=== What the exercise asks ===
The answer must be a single number, namely how many lines in the entries below contain the string "Full".

=== Extracted information ===
● ● ● ● ●

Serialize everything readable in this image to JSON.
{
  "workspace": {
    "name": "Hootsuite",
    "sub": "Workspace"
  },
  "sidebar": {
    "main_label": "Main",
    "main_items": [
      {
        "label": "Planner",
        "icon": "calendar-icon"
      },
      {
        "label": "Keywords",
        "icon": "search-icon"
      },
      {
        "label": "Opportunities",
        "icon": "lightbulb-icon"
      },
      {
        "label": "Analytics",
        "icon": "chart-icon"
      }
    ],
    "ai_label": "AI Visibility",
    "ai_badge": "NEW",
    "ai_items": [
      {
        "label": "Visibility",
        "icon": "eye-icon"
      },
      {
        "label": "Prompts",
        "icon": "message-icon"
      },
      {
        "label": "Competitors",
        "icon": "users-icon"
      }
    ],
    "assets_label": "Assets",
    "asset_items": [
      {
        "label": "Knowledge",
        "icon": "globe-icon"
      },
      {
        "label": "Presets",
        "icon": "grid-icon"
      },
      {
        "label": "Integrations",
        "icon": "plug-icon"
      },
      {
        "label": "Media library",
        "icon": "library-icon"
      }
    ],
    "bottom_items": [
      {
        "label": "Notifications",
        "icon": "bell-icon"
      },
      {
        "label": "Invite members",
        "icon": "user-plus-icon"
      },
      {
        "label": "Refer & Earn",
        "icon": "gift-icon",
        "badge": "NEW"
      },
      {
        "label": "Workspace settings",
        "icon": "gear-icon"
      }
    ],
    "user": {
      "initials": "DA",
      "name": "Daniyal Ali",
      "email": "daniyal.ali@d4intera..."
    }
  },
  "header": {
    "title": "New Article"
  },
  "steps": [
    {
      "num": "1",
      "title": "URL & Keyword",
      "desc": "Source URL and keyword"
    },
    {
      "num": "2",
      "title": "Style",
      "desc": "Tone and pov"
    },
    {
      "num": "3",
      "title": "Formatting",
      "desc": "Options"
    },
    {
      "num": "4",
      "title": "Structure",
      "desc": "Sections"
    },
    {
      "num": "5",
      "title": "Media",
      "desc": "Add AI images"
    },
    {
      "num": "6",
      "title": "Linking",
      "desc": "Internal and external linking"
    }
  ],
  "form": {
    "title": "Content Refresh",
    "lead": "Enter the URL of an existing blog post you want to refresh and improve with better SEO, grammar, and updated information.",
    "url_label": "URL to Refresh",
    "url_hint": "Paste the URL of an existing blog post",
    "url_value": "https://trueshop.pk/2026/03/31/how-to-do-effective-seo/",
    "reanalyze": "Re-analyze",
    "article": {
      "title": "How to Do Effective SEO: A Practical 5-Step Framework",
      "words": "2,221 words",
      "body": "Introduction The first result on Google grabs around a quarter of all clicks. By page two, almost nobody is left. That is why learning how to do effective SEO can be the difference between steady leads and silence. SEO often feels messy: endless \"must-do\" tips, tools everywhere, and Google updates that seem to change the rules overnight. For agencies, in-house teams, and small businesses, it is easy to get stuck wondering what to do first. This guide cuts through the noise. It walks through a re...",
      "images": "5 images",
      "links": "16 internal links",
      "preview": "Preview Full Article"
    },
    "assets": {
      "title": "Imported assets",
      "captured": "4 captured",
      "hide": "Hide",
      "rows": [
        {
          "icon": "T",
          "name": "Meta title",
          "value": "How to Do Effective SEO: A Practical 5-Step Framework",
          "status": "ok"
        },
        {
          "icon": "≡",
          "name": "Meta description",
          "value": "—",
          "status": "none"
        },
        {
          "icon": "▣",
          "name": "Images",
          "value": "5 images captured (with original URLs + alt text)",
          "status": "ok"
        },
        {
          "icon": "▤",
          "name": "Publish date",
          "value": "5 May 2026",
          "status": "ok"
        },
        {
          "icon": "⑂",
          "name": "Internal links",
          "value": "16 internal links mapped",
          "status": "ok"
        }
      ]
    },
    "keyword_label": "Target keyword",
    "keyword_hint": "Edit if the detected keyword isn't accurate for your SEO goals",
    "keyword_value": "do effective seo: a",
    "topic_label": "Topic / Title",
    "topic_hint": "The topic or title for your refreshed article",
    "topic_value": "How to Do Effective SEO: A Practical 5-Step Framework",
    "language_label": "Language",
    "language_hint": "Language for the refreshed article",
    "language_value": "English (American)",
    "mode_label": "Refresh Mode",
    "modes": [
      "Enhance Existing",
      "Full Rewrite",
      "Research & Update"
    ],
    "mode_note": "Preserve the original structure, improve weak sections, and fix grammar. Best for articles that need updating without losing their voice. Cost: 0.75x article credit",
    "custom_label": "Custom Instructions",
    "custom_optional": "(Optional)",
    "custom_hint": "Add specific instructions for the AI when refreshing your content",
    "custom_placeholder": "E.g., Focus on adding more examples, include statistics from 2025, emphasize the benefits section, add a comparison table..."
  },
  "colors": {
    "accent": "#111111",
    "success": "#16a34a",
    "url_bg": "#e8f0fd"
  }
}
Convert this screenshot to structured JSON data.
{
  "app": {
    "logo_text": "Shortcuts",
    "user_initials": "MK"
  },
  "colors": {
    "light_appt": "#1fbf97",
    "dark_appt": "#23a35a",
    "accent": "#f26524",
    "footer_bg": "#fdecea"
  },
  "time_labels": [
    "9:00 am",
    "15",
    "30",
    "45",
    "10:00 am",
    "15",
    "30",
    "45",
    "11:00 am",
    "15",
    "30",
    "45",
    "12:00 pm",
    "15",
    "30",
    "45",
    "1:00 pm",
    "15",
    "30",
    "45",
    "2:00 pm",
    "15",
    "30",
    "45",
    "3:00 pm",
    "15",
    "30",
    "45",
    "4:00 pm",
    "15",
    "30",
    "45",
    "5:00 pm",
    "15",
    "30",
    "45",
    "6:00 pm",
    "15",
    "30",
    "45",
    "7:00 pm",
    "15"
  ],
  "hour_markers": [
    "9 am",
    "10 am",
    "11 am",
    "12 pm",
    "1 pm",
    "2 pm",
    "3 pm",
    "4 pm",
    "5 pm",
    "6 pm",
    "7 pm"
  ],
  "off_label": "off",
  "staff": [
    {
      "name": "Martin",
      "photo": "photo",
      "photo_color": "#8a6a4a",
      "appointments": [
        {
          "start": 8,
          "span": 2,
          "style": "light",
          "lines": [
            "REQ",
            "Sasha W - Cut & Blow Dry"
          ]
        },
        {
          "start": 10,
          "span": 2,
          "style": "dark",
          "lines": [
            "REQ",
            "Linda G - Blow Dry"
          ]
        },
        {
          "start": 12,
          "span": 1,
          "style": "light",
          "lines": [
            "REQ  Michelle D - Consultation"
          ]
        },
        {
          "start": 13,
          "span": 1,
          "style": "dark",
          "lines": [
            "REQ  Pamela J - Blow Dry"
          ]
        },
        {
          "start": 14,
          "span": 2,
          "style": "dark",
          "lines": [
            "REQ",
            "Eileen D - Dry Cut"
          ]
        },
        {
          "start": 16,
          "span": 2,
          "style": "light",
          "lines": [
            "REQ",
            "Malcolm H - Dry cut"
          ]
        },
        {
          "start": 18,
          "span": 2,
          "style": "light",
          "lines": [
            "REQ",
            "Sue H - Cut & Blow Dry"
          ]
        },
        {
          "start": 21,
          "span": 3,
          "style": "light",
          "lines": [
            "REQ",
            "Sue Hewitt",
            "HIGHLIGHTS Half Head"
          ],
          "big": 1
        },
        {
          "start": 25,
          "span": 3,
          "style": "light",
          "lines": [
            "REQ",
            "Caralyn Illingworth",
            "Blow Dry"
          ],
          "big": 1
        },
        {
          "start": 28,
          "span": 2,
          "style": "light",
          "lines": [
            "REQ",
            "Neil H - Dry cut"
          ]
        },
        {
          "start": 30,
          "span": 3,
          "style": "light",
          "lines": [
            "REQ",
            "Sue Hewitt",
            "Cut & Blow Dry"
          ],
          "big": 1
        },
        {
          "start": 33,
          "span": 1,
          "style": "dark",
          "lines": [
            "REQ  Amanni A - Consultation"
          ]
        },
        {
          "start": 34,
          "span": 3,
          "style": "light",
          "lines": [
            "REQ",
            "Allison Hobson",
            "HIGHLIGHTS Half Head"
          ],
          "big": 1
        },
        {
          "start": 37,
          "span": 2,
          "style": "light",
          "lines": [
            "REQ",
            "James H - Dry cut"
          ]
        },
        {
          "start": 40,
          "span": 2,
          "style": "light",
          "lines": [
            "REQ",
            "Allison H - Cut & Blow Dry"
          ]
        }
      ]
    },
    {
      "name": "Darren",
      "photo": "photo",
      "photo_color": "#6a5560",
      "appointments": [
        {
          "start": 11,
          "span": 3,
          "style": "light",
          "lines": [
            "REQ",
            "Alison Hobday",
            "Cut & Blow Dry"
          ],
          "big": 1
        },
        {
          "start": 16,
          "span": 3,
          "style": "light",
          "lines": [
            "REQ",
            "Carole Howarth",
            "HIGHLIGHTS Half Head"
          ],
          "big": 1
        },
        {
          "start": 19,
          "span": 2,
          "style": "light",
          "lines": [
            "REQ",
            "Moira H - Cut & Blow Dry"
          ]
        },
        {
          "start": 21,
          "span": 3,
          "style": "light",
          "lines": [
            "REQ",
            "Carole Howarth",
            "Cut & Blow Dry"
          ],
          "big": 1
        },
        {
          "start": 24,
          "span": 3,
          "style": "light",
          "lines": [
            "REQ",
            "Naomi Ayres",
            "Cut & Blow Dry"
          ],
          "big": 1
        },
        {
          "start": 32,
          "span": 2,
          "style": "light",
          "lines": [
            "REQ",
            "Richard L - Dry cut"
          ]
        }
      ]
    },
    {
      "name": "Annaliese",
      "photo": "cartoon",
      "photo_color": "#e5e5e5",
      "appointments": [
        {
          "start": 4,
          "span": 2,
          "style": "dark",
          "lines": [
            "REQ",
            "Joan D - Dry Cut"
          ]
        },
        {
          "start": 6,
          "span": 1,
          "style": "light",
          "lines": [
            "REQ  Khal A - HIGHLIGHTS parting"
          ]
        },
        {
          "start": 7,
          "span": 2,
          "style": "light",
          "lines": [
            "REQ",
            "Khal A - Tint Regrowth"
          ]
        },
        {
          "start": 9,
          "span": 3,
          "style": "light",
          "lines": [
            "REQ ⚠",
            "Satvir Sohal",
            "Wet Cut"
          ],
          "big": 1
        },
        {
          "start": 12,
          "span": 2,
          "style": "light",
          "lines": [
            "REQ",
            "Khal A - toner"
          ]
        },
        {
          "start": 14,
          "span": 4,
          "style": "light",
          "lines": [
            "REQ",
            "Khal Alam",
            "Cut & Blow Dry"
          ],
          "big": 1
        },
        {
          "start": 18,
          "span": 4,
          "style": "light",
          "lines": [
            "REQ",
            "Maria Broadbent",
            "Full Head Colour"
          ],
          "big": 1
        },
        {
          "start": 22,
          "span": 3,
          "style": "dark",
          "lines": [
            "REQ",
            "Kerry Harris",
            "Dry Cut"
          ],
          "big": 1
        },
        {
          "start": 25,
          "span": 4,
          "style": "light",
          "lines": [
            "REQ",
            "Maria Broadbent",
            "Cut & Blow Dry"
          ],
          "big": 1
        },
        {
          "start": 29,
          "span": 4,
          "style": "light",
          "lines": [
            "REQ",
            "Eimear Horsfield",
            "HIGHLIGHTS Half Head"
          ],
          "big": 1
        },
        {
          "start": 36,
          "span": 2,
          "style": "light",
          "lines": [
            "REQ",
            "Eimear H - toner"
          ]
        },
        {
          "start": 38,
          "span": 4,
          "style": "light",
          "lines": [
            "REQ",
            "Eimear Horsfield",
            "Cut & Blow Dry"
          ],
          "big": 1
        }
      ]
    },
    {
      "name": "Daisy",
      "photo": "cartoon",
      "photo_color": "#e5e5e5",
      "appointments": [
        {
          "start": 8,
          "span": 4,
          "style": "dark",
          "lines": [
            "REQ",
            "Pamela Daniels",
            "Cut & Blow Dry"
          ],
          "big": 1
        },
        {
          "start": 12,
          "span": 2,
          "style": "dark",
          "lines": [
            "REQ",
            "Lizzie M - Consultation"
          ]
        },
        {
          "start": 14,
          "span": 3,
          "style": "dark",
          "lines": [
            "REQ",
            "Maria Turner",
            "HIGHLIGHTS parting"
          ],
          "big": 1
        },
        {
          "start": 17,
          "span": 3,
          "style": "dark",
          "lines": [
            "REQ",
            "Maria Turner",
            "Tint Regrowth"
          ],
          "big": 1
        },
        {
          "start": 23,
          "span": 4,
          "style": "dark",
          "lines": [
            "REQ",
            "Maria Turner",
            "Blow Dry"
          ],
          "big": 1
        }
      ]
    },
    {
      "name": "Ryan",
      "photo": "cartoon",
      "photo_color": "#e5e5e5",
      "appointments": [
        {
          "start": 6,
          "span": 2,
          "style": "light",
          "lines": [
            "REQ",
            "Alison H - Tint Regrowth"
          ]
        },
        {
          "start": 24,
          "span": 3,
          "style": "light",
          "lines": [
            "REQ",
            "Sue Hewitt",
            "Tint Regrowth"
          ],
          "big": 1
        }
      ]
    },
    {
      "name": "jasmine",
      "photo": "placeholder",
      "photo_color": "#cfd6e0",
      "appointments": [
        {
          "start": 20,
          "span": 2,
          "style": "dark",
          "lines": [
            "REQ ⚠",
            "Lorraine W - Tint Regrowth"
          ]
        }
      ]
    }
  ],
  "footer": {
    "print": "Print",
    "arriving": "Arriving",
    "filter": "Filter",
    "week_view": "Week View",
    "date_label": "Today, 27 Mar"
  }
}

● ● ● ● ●

=== Solution to the exercise ===
3